The partnership was the highest fifth wicket stand for any side at the WACA and as Malan and Bairstow progressed, it became England's highest ever fifth wicket partnership against Australia, knocking off a record nearly 80 years old.

But once Malan departed β€” caught by a diving Peter Handscomb (on the ground as a substitute fielder) β€” it was all downhill as the England tail surrendered meekly.

The Poms lost 6/35 off just 51 balls to go from 4/368 to 403 all out.

WARNER'S FORM A WORRY

David Warner's new-found pedestrian approach to batting is being questioned by former Test stars.

Warner has transformed from risk-taker to single-maker with his strike rate in the Ashes series against England, dipping to near-record lows.
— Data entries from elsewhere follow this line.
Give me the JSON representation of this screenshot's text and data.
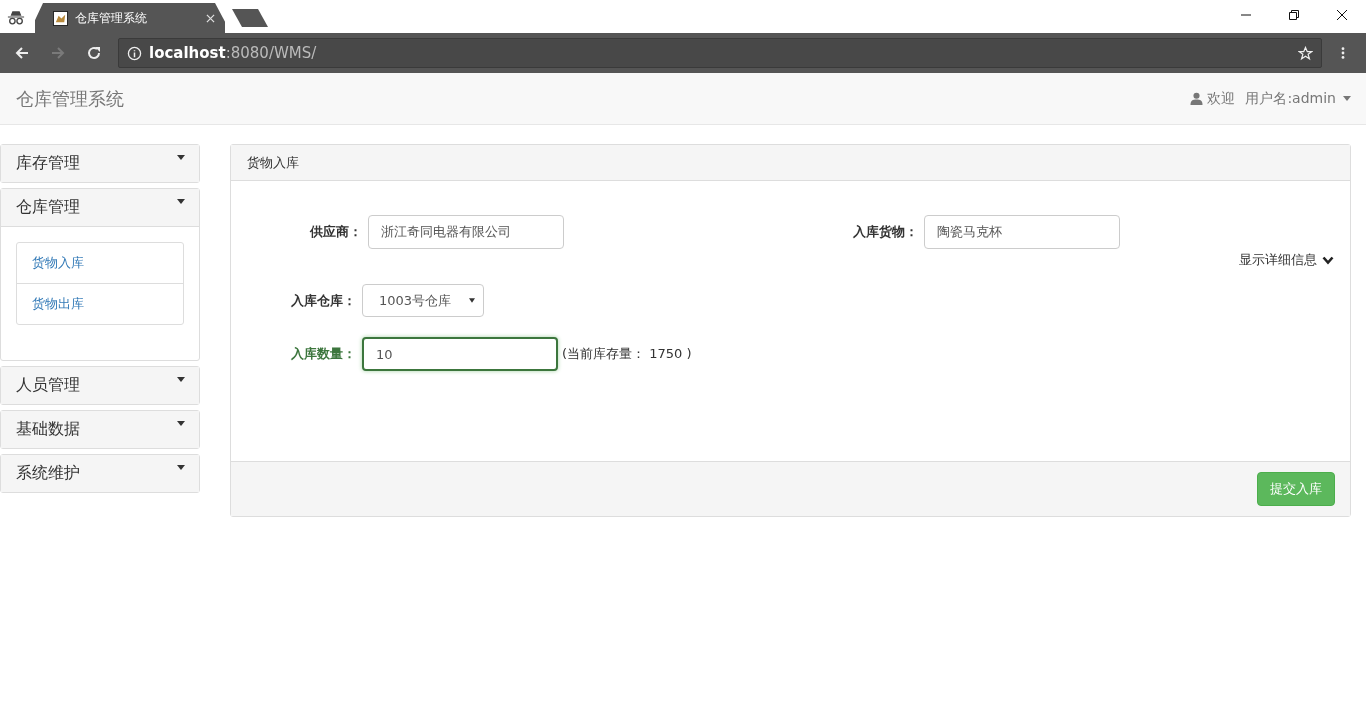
{
  "browser": {
    "tab_title": "仓库管理系统",
    "address_host": "localhost",
    "address_rest": ":8080/WMS/",
    "forward_disabled": true
  },
  "navbar": {
    "brand": "仓库管理系统",
    "welcome": "欢迎",
    "user": "用户名:admin"
  },
  "sidebar": [
    {
      "label": "库存管理",
      "expanded": false
    },
    {
      "label": "仓库管理",
      "expanded": true,
      "children": [
        {
          "label": "货物入库"
        },
        {
          "label": "货物出库"
        }
      ]
    },
    {
      "label": "人员管理",
      "expanded": false
    },
    {
      "label": "基础数据",
      "expanded": false
    },
    {
      "label": "系统维护",
      "expanded": false
    }
  ],
  "panel": {
    "title": "货物入库",
    "details_toggle": "显示详细信息",
    "submit": "提交入库",
    "fields": [
      {
        "kind": "text",
        "label": "供应商：",
        "value": "浙江奇同电器有限公司",
        "valid": false
      },
      {
        "kind": "text",
        "label": "入库货物：",
        "value": "陶瓷马克杯",
        "valid": false
      },
      {
        "kind": "select",
        "label": "入库仓库：",
        "value": "1003号仓库",
        "valid": false
      },
      {
        "kind": "text",
        "label": "入库数量：",
        "value": "10",
        "valid": true,
        "hint": "(当前库存量： 1750 )"
      }
    ]
  }
}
In Warner's 22 Test series, only twice has he scored at a slower rate.

His strike rate against England in the current series is 54.44 β€” his lowest-ever rates are 50.38 in India in 2013 and 54.11 in the West Indies in 2012. And while his Test career strike rate remains a healthy 76.22, some former Test stars are questioning Warner's sluggish output.

"Warner is a little bit of a concern for me, (he) looks like he is really playing within himself this series," ex-England batsman Kevin Pietersen told the Nine Network.

"We have hardly seen any hustle and bustle ... I'm wondering whether he is thinking responsible, responsible, responsible instead of thinking the David Warner way which is whack, whack, whack.

"He has been so good at handing over the pressure to the bowlers, to the opposition captain, and we just haven't seen any of that."

Former Australian captain Mark Taylor concurred, saying Pietersen had "hit the nail right on the head".

"Playing within yourself is not exactly the right way to do it," Taylor said.

Pietersen said Warner's dismissal against England on the second day of the third Test in Perth was evidence of the batsman's mindset.

Warner was caught behind from Craig Overton's bowling when prodding outside off stump.

"A symptom of what is happening to David Warner at the moment is he is thinking singles," Pietersen said.

"Look at the angle of his bat β€” he is thinking, 'I want to put you to the offside and get a single, I want to get off strike.'"